  15. ^ a b Saha, Ambarneil; Nia, Shervin S.; Rodríguez, José A. (2022-09-14). "Electron Diffraction of 3D Molecular Crystals". Chemical Reviews. 122 (17): 13883–13914. doi:10.1021/acs.chemrev.1c00879. ISSN 0009-2665. PMC 9479085. PMID 35970513.
  16. ^ Schmid, Michael F. (2011-01-01), Ludtke, Steven J.; Venkataram Prasad, B. V. (eds.), "Chapter 2 - Single-particle electron cryotomography (cryoET)", Advances in Protein Chemistry and Structural Biology, Recent Advances in Electron Cryomicroscopy, Part B, vol. 82, Academic Press, pp. 37–65, doi:10.1016/b978-0-12-386507-6.00002-6, retrieved 2024-01-07
  17. ^ Scott, M. C.; Chen, Chien-Chun; Mecklenburg, Matthew; Zhu, Chun; Xu, Rui; Ercius, Peter; Dahmen, Ulrich; Regan, B. C.; Miao, Jianwei (March 2012). "Electron tomography at 2.4-ångström resolution". Nature. 483 (7390): 444–447. doi:10.1038/nature10934. ISSN 1476-4687.
  18. ^ Hagen, Wim J. H.; Wan, William; Briggs, John A. G. (2017-02-01). "Implementation of a cryo-electron tomography tilt-scheme optimized for high resolution subtomogram averaging". Journal of Structural Biology.

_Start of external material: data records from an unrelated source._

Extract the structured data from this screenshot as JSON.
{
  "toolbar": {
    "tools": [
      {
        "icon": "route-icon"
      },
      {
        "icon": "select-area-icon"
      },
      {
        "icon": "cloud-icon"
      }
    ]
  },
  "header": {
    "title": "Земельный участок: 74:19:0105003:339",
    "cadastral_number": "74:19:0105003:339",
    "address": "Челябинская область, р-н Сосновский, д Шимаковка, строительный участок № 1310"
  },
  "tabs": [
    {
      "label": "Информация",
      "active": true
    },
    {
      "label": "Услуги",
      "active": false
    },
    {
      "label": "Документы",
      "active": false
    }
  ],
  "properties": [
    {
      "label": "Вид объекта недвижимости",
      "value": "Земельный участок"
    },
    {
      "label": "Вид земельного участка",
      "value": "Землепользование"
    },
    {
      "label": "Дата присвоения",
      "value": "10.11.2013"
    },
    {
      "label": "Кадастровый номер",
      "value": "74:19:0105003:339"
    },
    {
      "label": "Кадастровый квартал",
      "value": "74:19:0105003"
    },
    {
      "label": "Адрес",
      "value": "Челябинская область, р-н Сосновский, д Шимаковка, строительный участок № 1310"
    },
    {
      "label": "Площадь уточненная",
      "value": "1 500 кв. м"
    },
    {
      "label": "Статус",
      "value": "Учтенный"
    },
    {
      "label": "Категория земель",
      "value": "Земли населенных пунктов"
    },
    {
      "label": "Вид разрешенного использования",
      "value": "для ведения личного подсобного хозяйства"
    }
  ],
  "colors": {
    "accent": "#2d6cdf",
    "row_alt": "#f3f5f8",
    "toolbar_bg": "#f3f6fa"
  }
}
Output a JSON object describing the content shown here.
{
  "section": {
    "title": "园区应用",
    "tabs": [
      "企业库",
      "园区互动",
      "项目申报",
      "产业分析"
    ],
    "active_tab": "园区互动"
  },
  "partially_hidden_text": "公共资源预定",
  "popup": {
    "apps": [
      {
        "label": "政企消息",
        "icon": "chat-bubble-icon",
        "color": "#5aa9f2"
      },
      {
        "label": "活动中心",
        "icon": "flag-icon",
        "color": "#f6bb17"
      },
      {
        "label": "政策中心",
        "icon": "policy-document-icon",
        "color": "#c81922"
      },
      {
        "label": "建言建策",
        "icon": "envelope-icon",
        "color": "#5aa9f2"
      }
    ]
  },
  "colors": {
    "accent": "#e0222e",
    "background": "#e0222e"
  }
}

Electron Tomography. 197 (2): 191–198. doi:10.1016/j.jsb.2016.06.007. ISSN 1047-8477. PMC 5287356. PMID 27313000.
  19. ^ Zhang, Peijun (2013-10-01). "Correlative cryo-electron tomography and optical microscopy of cells". Current Opinion in Structural Biology. 23 (5): 763–770. doi:10.1016/j.sbi.2013.07.017. ISSN 1879-033X. PMC 3812453. PMID 23962486.
  20. ^ Chang, Yi-Wei; Chen, Songye; Tocheva, Elitza I.; Treuner-Lange, Anke; Löbach, Stephanie; Søgaard-Andersen, Lotte; Jensen, Grant J. (2014-07-01). "Correlated cryogenic photoactivated localization microscopy and cryo-electron tomography". Nature Methods. 11 (7): 737–739. doi:10.1038/nmeth.2961. ISSN 1548-7105. PMC 4081473. PMID 24813625.

External links[edit]